Problem statement: Please reproduce the data exactly, excluding any pictures it contains.

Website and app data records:
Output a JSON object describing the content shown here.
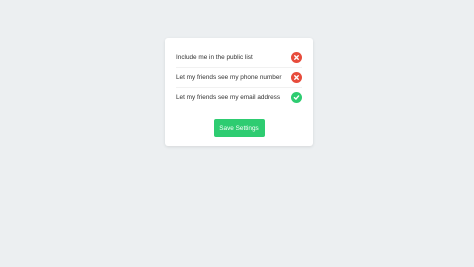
{
  "settings": {
    "items": [
      {
        "label": "Include me in the public list",
        "status_icon": "x-circle-icon",
        "enabled": false
      },
      {
        "label": "Let my friends see my phone number",
        "status_icon": "x-circle-icon",
        "enabled": false
      },
      {
        "label": "Let my friends see my email address",
        "status_icon": "check-circle-icon",
        "enabled": true
      }
    ],
    "save_label": "Save Settings"
  },
  "colors": {
    "background": "#eceff1",
    "card": "#ffffff",
    "off": "#e74c3c",
    "on": "#2ecc71",
    "text": "#333333"
  }
}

Reply to the task:
Output a JSON object describing the content shown here.
{
  "settings": {
    "items": [
      {
        "label": "Include me in the public list",
        "status_icon": "x-circle-icon",
        "enabled": false
      },
      {
        "label": "Let my friends see my phone number",
        "status_icon": "x-circle-icon",
        "enabled": false
      },
      {
        "label": "Let my friends see my email address",
        "status_icon": "check-circle-icon",
        "enabled": true
      }
    ],
    "save_label": "Save Settings"
  },
  "colors": {
    "background": "#eceff1",
    "card": "#ffffff",
    "off": "#e74c3c",
    "on": "#2ecc71",
    "text": "#333333"
  }
}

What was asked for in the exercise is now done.